    Books are very expensive in small print runs (and all the Adria/El Bulli books are small runs), and the production values of these books are very high -- the artwork is generally very good, the photography too. These are high quality books, and as such probably need to be regarded as something other than a mere book about food (and they definitely aren't cookbooks in any conventional sense) -- that doesn't mean I think it's necessary for books like this to exist!

    I have two inordinately expensive food books: Los Postres de El Bulli (Albert Adria), and Dessert Cuisine (Oriol Balaguer). They both cost in the order of US$130. OUCH. But they are very special and convey knowledge and ideas which I couldn't have found elsewhere.

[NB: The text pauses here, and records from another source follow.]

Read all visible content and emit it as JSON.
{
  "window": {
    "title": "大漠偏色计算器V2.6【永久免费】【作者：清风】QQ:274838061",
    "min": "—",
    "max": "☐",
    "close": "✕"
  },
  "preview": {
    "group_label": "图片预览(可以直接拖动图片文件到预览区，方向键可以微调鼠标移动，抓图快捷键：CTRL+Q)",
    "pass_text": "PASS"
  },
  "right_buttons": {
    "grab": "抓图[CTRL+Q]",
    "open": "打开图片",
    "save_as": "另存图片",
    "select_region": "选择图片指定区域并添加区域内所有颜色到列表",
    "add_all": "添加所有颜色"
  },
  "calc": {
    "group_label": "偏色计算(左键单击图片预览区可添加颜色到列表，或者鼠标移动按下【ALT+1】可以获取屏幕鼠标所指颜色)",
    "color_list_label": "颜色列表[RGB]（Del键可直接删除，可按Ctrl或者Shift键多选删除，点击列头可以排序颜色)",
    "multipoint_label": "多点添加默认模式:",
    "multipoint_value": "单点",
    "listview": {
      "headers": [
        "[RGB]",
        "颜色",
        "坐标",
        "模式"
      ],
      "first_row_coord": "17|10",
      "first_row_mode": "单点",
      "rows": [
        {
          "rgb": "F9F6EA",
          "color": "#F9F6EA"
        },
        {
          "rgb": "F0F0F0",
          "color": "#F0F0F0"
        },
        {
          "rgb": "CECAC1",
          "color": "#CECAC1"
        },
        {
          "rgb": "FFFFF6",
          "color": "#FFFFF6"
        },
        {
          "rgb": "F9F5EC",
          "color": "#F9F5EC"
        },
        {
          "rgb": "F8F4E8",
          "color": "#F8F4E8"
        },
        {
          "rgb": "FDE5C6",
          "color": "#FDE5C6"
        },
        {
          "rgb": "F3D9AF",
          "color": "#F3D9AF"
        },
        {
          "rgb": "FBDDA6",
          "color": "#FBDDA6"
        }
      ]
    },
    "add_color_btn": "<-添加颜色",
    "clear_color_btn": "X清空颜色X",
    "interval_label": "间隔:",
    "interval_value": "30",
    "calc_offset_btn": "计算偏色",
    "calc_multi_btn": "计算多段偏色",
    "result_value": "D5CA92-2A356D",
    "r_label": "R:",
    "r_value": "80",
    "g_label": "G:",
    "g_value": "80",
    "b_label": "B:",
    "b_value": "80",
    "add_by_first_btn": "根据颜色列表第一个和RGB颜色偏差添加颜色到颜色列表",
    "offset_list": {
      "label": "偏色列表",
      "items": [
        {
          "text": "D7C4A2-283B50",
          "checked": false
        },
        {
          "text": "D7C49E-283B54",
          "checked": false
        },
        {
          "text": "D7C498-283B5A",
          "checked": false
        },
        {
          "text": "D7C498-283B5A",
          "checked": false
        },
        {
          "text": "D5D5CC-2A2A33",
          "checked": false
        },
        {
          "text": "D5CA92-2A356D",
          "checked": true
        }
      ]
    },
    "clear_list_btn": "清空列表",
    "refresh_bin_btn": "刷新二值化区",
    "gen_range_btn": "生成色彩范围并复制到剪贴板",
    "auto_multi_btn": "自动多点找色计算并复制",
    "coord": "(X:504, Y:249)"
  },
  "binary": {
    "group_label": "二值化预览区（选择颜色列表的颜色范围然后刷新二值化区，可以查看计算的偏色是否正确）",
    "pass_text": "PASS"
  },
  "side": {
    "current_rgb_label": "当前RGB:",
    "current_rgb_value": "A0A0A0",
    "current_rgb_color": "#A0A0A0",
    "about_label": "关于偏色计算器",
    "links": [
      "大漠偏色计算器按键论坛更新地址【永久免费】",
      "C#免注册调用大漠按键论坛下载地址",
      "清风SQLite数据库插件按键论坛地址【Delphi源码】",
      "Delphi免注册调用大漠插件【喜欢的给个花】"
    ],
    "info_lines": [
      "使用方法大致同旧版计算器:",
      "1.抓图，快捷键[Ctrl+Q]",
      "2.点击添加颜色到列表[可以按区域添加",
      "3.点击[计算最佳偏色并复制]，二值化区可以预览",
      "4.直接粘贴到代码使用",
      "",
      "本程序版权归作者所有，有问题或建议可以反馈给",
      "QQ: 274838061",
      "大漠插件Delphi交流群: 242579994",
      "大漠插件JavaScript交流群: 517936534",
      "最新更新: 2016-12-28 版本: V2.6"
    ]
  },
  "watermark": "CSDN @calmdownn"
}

    Academic books which aren't going to be bought in their 1000s by students frequently exceed $100 by a considerable amount, and there isn't any prestige-premium (or superfancy colour photography) involved there, I assure you!